About this exercise> Every line of the records below that holds the word "What" should be copied out.

Records from a data collection
*** Begin section ***

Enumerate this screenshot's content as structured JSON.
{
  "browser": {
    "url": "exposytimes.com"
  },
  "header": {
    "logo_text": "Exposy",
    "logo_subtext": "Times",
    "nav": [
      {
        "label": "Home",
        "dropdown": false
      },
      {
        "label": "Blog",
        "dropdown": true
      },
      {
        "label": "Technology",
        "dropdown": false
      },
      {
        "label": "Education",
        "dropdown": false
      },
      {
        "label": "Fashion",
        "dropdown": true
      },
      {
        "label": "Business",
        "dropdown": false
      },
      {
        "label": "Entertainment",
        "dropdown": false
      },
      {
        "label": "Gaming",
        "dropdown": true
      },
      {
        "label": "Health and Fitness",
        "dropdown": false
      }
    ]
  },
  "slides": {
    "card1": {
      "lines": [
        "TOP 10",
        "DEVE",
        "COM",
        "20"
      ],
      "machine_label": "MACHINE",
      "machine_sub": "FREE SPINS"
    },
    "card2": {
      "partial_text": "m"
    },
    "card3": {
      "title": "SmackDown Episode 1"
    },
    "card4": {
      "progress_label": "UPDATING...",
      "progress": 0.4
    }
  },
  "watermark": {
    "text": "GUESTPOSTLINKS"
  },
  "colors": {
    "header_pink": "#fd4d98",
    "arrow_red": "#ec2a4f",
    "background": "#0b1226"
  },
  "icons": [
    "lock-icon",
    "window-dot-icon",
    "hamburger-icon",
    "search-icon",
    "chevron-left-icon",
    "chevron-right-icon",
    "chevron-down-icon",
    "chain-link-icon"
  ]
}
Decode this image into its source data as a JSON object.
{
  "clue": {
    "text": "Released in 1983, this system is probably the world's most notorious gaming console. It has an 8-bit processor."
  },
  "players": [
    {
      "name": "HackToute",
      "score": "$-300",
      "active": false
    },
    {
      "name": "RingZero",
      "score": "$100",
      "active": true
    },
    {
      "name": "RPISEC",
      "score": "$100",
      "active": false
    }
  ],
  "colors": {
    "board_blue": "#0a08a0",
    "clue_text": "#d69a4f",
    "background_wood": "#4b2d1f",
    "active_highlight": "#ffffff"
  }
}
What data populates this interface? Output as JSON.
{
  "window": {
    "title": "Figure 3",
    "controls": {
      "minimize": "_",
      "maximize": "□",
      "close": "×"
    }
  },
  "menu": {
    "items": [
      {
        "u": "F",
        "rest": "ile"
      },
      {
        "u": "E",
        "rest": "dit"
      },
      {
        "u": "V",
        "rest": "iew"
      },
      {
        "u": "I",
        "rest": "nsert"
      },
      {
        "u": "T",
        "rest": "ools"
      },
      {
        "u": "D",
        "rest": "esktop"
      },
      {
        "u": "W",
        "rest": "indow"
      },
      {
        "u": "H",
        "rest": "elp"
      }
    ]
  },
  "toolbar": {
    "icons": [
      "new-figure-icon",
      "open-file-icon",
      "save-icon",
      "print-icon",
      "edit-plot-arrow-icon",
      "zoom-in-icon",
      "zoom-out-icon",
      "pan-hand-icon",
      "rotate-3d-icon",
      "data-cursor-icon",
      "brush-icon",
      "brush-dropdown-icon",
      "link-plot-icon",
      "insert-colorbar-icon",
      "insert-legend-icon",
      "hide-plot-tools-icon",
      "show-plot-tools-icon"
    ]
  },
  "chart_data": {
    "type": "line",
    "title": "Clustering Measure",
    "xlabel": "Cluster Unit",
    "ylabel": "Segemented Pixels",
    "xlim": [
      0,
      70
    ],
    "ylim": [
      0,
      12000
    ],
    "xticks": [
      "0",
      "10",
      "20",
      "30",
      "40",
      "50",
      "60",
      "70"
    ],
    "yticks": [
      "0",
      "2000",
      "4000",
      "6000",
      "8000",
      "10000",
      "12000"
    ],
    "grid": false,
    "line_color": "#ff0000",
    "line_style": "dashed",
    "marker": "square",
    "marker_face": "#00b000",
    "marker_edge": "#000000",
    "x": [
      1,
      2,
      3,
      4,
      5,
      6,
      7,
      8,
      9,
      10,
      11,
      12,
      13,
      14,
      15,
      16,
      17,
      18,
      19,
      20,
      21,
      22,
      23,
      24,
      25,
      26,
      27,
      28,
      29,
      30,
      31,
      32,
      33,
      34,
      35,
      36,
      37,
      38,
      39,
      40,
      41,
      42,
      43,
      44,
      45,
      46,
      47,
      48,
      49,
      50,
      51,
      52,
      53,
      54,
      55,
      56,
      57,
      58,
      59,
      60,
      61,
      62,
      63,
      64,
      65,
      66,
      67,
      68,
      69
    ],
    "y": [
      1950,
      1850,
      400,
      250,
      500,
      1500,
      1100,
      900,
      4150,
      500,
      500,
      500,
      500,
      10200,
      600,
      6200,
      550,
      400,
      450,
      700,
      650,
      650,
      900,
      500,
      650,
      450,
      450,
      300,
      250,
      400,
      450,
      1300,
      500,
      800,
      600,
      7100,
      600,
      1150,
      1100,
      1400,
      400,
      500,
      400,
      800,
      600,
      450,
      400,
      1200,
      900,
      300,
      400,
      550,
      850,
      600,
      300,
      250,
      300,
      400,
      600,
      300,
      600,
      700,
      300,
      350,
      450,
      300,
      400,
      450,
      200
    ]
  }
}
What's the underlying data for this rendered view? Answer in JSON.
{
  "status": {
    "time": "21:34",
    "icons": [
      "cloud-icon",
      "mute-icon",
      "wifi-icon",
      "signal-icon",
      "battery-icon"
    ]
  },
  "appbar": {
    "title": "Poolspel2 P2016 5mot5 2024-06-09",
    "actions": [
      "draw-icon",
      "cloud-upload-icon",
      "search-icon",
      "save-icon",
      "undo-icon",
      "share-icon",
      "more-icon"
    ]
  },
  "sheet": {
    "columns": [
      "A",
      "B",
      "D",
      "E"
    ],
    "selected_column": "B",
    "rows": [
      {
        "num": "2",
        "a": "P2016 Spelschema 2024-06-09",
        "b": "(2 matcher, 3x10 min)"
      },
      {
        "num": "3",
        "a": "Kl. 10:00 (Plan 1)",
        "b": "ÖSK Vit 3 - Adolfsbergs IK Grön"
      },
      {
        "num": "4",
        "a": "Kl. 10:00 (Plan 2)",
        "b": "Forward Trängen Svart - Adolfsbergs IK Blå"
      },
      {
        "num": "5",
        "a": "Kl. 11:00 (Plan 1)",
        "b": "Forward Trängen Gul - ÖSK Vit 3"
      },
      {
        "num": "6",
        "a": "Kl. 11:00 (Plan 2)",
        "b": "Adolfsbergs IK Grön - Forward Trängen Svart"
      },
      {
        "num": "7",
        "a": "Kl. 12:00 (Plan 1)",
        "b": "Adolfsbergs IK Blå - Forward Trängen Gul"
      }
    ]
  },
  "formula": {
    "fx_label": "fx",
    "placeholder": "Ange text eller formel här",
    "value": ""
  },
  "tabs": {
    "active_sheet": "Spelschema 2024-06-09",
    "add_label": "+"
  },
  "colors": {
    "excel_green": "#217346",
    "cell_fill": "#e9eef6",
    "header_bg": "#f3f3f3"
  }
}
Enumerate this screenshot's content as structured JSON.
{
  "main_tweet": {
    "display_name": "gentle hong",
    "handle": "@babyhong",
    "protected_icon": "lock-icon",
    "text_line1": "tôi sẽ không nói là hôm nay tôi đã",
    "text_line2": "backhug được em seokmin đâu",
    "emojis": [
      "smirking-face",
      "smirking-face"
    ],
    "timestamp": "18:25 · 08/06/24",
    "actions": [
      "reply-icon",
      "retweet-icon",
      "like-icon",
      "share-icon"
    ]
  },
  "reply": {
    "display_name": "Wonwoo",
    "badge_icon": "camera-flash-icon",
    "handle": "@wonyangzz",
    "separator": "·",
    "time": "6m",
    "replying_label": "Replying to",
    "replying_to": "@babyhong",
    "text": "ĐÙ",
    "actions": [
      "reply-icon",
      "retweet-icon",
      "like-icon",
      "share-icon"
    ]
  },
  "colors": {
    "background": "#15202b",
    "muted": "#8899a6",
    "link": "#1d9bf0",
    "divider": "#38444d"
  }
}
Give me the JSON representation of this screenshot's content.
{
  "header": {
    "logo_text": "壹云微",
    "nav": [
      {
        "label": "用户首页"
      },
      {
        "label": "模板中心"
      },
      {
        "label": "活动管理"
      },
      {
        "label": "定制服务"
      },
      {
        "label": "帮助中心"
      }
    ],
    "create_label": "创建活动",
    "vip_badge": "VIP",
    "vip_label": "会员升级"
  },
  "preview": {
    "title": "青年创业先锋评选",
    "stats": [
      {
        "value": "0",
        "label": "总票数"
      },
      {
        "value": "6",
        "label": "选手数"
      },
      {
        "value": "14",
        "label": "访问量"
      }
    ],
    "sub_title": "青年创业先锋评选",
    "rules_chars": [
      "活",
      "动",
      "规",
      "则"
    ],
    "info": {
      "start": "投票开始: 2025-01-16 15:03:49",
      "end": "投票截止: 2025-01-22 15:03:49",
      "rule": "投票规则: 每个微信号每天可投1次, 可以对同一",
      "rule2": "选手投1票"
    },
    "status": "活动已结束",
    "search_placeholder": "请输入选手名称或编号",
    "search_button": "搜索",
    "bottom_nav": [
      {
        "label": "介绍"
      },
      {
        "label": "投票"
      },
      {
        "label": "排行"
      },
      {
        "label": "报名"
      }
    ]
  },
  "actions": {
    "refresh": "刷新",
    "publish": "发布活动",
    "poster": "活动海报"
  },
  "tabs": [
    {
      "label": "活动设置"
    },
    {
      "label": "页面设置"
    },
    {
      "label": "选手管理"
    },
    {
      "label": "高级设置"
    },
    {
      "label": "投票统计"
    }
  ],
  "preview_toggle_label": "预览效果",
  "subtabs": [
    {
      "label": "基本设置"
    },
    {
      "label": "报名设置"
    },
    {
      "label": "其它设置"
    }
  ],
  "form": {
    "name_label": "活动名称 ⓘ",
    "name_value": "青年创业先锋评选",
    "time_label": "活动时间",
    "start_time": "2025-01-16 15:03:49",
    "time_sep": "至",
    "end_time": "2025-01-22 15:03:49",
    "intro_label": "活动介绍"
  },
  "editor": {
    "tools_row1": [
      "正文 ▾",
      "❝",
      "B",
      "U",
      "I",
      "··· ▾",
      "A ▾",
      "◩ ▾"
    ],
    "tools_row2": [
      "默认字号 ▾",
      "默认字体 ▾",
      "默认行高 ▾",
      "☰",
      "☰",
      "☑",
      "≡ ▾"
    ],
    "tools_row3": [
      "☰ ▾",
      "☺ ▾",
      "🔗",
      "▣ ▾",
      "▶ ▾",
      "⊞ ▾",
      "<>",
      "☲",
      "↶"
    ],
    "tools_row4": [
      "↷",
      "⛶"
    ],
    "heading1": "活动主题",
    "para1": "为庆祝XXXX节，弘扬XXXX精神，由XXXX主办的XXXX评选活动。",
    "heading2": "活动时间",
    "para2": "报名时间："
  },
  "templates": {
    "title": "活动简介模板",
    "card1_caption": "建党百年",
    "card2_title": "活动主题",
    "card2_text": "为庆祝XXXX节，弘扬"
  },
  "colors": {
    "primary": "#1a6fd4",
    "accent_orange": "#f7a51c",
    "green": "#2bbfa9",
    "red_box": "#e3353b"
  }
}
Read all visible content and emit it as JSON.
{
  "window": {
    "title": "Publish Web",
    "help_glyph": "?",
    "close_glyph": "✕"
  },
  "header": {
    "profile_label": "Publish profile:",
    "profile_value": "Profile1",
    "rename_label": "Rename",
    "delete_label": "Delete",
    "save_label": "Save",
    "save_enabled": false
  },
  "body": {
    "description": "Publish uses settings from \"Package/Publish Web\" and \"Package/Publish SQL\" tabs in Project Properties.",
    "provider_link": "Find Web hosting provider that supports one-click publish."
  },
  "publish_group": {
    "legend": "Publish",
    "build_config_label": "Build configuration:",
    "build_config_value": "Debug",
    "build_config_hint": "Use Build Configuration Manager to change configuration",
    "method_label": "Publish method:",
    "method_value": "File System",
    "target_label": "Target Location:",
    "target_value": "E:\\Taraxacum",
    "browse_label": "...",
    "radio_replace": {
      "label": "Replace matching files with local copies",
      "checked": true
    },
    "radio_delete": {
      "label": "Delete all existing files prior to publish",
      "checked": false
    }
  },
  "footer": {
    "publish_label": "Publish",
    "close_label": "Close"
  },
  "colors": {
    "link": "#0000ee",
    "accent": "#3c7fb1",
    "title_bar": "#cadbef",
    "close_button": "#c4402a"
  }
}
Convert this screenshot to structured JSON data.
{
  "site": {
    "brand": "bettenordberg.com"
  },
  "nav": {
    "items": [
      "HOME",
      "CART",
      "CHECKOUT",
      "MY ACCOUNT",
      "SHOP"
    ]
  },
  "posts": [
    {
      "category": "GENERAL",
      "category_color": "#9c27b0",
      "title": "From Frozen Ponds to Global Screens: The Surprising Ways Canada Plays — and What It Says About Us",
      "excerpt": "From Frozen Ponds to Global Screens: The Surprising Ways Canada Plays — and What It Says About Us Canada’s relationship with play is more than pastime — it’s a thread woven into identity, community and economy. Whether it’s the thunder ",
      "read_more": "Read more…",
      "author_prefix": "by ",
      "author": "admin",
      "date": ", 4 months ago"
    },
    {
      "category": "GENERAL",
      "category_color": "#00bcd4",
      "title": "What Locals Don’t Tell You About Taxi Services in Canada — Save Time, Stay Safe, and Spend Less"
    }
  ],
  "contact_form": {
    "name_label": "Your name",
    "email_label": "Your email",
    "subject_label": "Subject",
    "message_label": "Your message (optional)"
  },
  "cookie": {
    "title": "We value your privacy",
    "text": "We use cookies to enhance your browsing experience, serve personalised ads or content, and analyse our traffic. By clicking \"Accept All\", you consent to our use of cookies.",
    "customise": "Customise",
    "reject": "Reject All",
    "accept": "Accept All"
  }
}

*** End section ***

Task output>
What data populates this interface? Output as JSON.
What's the underlying data for this rendered view? Answer in JSON.
      "title": "From Frozen Ponds to Global Screens: The Surprising Ways Canada Plays — and What It Says About Us",
      "excerpt": "From Frozen Ponds to Global Screens: The Surprising Ways Canada Plays — and What It Says About Us Canada’s relationship with play is more than pastime — it’s a thread woven into identity, community and economy. Whether it’s the thunder ",
      "title": "What Locals Don’t Tell You About Taxi Services in Canada — Save Time, Stay Safe, and Spend Less"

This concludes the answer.